This comes as the former Foreign Secretary, Boris Johnson, and the Home Secretary, Sajid Javid, launched their leadership campaigns yesterday. At an event in London, Johnson said he is “not aiming for a No Deal [Brexit] outcome,” adding that it “is only responsible to prepare vigorously and seriously” for such a scenario. He argued, “After three years and two missed deadlines, we must leave the EU on 31 October,” and said he believed the Government “must do better than the current Withdrawal Agreement rejected three times by Parliament.” The Times reports that Johnson later told MPs that he was “strongly not attracted to” the option of proroguing Parliament as a way of achieving a No Deal Brexit, but did not rule the option out. Meanwhile, Javid said he had “a credible, honest plan for delivering Brexit so we can leave by the end of October this year.”
Separately, the Chancellor of the Exchequer, Philip Hammond, warned yesterday that it would be “very difficult or impossible” for the UK to leave the EU on 31 October either with or without a deal, adding, “The parliamentary arithmetic remains exactly the same, the European Union’s position remains exactly the same.” Hammond said, “Boris [Johnson] — and any other candidate — is perfectly entitled to say they need to test it themselves, but I can advise them the European Union is not likely to be willing to reopen the Withdrawal Agreement we’ve agreed with them.”

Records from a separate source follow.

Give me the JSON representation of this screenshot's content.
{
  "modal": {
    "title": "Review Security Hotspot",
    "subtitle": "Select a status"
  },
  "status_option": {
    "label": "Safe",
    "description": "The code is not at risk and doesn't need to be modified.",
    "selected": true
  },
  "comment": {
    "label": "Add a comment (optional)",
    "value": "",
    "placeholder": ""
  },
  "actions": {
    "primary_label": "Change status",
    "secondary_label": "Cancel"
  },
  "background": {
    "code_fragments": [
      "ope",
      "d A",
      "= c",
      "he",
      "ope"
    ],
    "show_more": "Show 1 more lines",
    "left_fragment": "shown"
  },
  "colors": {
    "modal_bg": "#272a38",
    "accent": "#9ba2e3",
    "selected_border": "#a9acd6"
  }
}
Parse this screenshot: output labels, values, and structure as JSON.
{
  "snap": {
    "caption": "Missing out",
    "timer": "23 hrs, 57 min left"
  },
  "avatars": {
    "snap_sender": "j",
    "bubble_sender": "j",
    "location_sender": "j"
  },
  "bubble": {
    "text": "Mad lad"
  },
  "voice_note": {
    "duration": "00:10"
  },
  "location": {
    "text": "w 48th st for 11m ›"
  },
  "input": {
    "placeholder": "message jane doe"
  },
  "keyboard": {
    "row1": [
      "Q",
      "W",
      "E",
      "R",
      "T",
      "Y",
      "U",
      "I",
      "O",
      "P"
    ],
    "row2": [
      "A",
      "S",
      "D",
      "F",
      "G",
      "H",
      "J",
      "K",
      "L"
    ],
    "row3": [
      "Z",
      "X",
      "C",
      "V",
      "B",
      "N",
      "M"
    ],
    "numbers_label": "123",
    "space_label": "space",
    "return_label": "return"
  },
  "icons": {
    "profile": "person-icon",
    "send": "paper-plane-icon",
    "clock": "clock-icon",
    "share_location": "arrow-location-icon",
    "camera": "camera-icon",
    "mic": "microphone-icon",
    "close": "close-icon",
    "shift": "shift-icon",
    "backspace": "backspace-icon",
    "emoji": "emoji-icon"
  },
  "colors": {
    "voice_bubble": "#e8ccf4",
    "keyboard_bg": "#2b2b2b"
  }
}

Elsewhere, the House of Commons yesterday voted by 309 votes to 298 to reject an Opposition Day Business motion to give MPs control of the Parliamentary timetable on 25 June, the first stage in an attempt to introduce legislation to prevent a No Deal Brexit on 31 October. The Shadow Brexit Secretary, Sir Keir Starmer, described the result as a “disappointing, narrow defeat,” adding, “this is just the start, not the end of our efforts to block No Deal.”
Guardian I Guardian II Sky News The Times Sajid Javid Nigel Evans MP
The European Commission yesterday updated its guidance for a No Deal Brexit, saying, “In light of the continued uncertainty in the United Kingdom regarding the ratification of the Withdrawal Agreement … and the overall domestic political situation, a No Deal scenario on 1 November 2019 very much remains a possible – although undesirable – outcome.” The Commission also added that it would pay “continued and particular vigilance” in coming months to crucial areas including citizens’ rights, financial services, transport and fisheries. It also stated, “It is clear that a withdrawal of the UK without an agreement would have a serious economic impact and that this impact would be proportionally much greater in the UK than in the EU27 member states.”
The Commission concluded that in a No Deal scenario, the UK would be expected to address three separation areas as a pre-condition for entering into talks about the future relationship. These were citizens’ rights, the financial settlement, and the question of the Irish border.
A study commissioned by Northern Ireland’s Department for the Economy published yesterday on facilitating customs in a No Deal Brexit said that the Republic of Ireland would have to build border inspection posts if it wished to trade with Northern Ireland. The report described the scenario as “problematic when considering north-south trade in sensitive goods and products,” adding, “consequently, Ireland will have to establish [Border Inspection Posts] BIPS which are closer to the border.” The authors added that “integrated logistics centres” could be set up within 15km of the border to allow inspections to take place, but that these would not be immediately ready if No Deal was to occur later this year.